Behind them followed an ambulance and a water-cart, the former of which was not utilized, as the men have struck gallantly to the work without inviting medical aid. They were very little over three hours in reaching the parade ground in Tidworth, notwithstanding wind and drenching rain. After relieving themselves of their heavy equipment, they entered the medical inspection room, where they stripped and were subjected to the closest examination possible, to determine, amongst other results, the difference in weight during the fortnight's campaign, the state of the pulse, and the pressure of the blood at the femoral and brachial arteries. The heart was minutely examined with the stethoscope, and the men were exactly weighed, all the details being entered up in the records, together with the men's own opinions as to their physical condition. This examination was carried out by Lieut-Colonel Melville, Professor of Hygiene at the Royal Army Medical College, assisted by Major Beveridge, R.A.M.C., Dr. M.S. Pembrey, M.D., Civilian Member Army Medical Advisory Board; Dr. Haldane, etc.
As the men emerged from the examination room they fell in on parade, and before dismissal they were thanks for the manner in which they had carried out the experimental march, and for the loyalty at all times shown to the exacting regulations under which they had volunteered. Their comrades gave them a lusty cheer as they broke away from the parade.
The report, so far as the condition of the men generally is concerned, may be broadly summarized as follows.
1. Undue loss of weight caused by absence of butter, cheese, milk, and of sufficient fatty foods.
2. Neuralgia, caused by "run down" symptoms improperly nourished. Headaches, indigestion, and allied ills, due principally to absence of green vegetables.
As to the existing army food schedule the vegetable ration as it is at present stands is extremely varied, including as it does preserved potatoes, rice, pens, onions, leeks, calavances, dholl, and oatmeal, the issue of which is governed by the climate in which operations are taking place, and the nature of the indigenous vegetables. Most of these articles are issued in lieu of ordinary fresh vegetables, but split peas, oatmeal, etc., are the ration equivalent of flour. Porter can also be issued as a field service ration in the proportion of one pint for each rum ration of half a gill. Tea, which was formerly only ½ oz per man daily, was increased to 5/2 ounces, whilst the quantity (4 oz.) of dried vegetables was reduced by one-half. Of the meat ration is considered too much for the troops, 14 lb. of biscuits can be substituted for an equal amount of meat, and when cheese and bacon are procurable these comestibles can also be issued in lieu of meat.
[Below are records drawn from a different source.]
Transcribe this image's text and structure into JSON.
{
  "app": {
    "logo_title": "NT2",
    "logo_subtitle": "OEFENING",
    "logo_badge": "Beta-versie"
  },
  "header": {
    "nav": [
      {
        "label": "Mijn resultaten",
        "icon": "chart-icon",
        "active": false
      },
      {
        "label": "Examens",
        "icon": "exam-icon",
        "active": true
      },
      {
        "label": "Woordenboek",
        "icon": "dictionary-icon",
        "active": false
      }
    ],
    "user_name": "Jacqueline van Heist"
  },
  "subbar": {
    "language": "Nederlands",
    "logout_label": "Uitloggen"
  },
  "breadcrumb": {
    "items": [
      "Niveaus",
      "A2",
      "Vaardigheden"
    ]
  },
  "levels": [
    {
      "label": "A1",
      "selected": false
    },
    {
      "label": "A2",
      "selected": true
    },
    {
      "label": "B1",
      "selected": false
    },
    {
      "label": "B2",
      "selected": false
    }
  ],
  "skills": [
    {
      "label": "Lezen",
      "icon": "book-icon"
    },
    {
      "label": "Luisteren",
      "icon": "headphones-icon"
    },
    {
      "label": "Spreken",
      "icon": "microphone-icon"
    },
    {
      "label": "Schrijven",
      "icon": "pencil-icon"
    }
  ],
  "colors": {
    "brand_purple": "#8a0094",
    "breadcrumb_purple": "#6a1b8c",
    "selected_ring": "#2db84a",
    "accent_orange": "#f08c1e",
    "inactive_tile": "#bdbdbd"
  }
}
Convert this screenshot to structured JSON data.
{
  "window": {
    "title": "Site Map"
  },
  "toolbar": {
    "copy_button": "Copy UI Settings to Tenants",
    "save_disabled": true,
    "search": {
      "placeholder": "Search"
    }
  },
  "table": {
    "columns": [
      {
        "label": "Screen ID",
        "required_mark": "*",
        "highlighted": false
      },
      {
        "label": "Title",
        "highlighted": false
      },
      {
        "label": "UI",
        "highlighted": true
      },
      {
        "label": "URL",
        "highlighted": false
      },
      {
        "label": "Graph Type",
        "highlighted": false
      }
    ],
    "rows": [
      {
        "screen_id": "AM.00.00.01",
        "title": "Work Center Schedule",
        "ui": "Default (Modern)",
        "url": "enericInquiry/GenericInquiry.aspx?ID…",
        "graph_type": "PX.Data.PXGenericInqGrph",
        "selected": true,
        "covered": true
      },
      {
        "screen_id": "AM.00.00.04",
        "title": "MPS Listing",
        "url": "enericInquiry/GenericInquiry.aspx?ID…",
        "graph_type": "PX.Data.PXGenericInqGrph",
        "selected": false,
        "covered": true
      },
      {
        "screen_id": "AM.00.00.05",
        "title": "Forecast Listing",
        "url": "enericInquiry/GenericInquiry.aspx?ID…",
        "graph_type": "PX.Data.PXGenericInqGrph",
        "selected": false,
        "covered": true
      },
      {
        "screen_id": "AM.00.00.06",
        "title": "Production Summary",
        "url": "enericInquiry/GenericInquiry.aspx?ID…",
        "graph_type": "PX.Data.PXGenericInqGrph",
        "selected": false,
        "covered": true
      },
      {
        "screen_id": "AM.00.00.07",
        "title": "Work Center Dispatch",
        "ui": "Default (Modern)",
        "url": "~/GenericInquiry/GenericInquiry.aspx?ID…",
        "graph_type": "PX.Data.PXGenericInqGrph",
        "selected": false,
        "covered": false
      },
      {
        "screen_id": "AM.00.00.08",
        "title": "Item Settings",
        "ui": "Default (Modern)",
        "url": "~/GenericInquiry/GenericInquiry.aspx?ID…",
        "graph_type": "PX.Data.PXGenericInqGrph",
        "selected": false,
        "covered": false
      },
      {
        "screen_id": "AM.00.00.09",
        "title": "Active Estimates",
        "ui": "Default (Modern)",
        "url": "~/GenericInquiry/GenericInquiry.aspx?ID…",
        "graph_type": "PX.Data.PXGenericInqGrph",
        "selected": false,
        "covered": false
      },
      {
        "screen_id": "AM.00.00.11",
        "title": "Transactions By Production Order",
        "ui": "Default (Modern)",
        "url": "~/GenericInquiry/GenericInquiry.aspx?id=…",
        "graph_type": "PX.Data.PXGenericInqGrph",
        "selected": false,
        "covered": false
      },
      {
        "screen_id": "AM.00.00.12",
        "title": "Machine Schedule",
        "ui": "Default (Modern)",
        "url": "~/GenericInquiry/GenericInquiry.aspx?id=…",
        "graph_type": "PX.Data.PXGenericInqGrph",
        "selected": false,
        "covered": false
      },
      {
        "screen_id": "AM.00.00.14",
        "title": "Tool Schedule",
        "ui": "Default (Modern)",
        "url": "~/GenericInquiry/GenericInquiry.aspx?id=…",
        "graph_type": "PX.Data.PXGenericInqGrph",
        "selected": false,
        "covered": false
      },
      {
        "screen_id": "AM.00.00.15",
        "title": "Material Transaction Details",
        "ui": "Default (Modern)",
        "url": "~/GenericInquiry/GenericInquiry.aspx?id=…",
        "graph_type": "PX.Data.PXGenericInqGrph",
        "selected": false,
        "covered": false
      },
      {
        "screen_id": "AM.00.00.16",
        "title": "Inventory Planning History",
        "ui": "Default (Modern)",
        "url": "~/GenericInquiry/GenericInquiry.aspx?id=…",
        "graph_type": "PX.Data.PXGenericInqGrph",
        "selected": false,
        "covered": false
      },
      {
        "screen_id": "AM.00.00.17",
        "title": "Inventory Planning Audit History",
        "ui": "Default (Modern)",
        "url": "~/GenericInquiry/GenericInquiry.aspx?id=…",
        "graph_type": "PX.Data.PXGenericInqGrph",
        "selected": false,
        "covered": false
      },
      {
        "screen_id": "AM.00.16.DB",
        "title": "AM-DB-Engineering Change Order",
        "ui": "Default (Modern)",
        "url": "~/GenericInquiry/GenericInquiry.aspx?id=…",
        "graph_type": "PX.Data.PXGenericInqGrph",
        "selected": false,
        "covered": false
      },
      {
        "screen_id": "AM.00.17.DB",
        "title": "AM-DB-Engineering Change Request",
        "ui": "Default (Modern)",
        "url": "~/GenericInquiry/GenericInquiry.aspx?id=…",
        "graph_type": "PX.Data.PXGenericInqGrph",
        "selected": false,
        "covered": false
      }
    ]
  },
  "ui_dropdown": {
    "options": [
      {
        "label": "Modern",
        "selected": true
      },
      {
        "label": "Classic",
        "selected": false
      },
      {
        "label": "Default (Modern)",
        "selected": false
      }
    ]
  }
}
The whole question of soldiers' messing is being taken up by a special War Office committee, which will meet in a few days and take evidence from both officers and men in regard to the food supplied and the methods of cooking.